Comfortable is a State of Mind
When we came across The Biggest Bed in the World at our library, I had to bring it home for a bedtime story. In it, Lindsay Camp tells the story of a Mommy and Daddy whose bed just keeps getting fuller and fuller as their family grows! At first, Dad feels cozy with his family cuddled together in bed, but as more and more children come along (7 altogether) it gets too crowded. Dad tries several humorous solutions before building the biggest bed in the world. In it, they can all tuck in comfortably; but unfortunately the biggest bed in the world is too big for their house. With the whole family inside, it falls through the floor, slides down a hill and floats them out to sea! When they return home, they go back to a regular size bed and Dad insists that all children sleep in their own beds. But once he is on his own, Dad finds he can’t get comfortable enough to sleep, and realizes that sacrificing a little space is worth the comfort of sharing a cozy sleep with his family.
If you’re trying desperately to convince your little one that their bedroom is the best place to sleep, you might want to hold off reading this book until you’ve finished that battle. However, when we read it with B, we talked about sleeping where you are comfortable, and that worked for him. He’s comfortable where he can stretch out in his bed, and where he has his nightlight and his fish tank to watch. Right now, T is comfortable sleeping with Mommy because he still wakes up to eat at night.
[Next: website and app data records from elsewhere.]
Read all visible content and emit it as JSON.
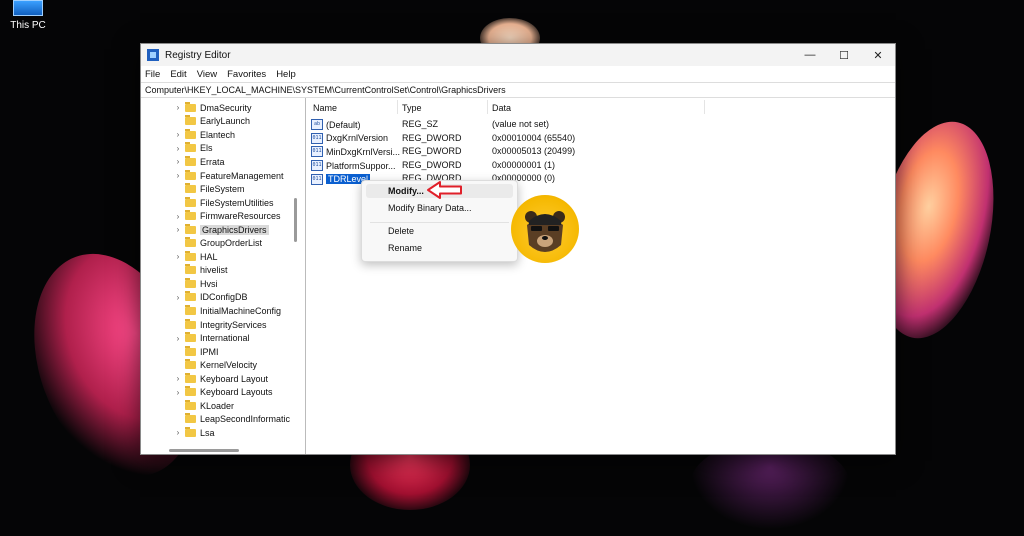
{
  "desktop": {
    "icon_label": "This PC"
  },
  "window": {
    "title": "Registry Editor",
    "controls": {
      "minimize": "—",
      "maximize": "☐",
      "close": "✕"
    }
  },
  "menu": [
    "File",
    "Edit",
    "View",
    "Favorites",
    "Help"
  ],
  "address": "Computer\\HKEY_LOCAL_MACHINE\\SYSTEM\\CurrentControlSet\\Control\\GraphicsDrivers",
  "tree": [
    {
      "label": "DmaSecurity",
      "expand": true
    },
    {
      "label": "EarlyLaunch",
      "expand": false
    },
    {
      "label": "Elantech",
      "expand": true
    },
    {
      "label": "Els",
      "expand": true
    },
    {
      "label": "Errata",
      "expand": true
    },
    {
      "label": "FeatureManagement",
      "expand": true
    },
    {
      "label": "FileSystem",
      "expand": false
    },
    {
      "label": "FileSystemUtilities",
      "expand": false
    },
    {
      "label": "FirmwareResources",
      "expand": true
    },
    {
      "label": "GraphicsDrivers",
      "expand": true,
      "selected": true
    },
    {
      "label": "GroupOrderList",
      "expand": false
    },
    {
      "label": "HAL",
      "expand": true
    },
    {
      "label": "hivelist",
      "expand": false
    },
    {
      "label": "Hvsi",
      "expand": false
    },
    {
      "label": "IDConfigDB",
      "expand": true
    },
    {
      "label": "InitialMachineConfig",
      "expand": false
    },
    {
      "label": "IntegrityServices",
      "expand": false
    },
    {
      "label": "International",
      "expand": true
    },
    {
      "label": "IPMI",
      "expand": false
    },
    {
      "label": "KernelVelocity",
      "expand": false
    },
    {
      "label": "Keyboard Layout",
      "expand": true
    },
    {
      "label": "Keyboard Layouts",
      "expand": true
    },
    {
      "label": "KLoader",
      "expand": false
    },
    {
      "label": "LeapSecondInformatic",
      "expand": false
    },
    {
      "label": "Lsa",
      "expand": true
    }
  ],
  "columns": {
    "name": "Name",
    "type": "Type",
    "data": "Data"
  },
  "values": [
    {
      "name": "(Default)",
      "type": "REG_SZ",
      "data": "(value not set)",
      "icon": "ab"
    },
    {
      "name": "DxgKrnlVersion",
      "type": "REG_DWORD",
      "data": "0x00010004 (65540)",
      "icon": "011"
    },
    {
      "name": "MinDxgKrnlVersi...",
      "type": "REG_DWORD",
      "data": "0x00005013 (20499)",
      "icon": "011"
    },
    {
      "name": "PlatformSuppor...",
      "type": "REG_DWORD",
      "data": "0x00000001 (1)",
      "icon": "011"
    },
    {
      "name": "TDRLevel",
      "type": "REG_DWORD",
      "data": "0x00000000 (0)",
      "icon": "011",
      "selected": true
    }
  ],
  "context_menu": {
    "modify": "Modify...",
    "modify_binary": "Modify Binary Data...",
    "delete": "Delete",
    "rename": "Rename"
  },
  "colors": {
    "selection": "#0a5fd0",
    "arrow": "#e0202a",
    "badge": "#f5b800"
  }
}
B knows that he can come to our bed if he is sick or scared, and we will help make him comfortable; and he loves to come cuddle there in the mornings! I’m going to risk controversy again when I say I think it was a positive emotional experience for B to share our bed until he was ready to sleep on his own. I’d recommend The Biggest Bed in the world to parents who co-sleep with one child, to those who want to explain why the baby is co-sleeping but an older child isn’t, or to those who just want to enjoy the humor, exaggeration, and fun illustrations.
Appropriate for: toddlers, preschoolers, primary grades.
Linking up with:
Feed Me Books Friday (at Aspiring Mom2three this week)
Meme’s the Word (on Saturday)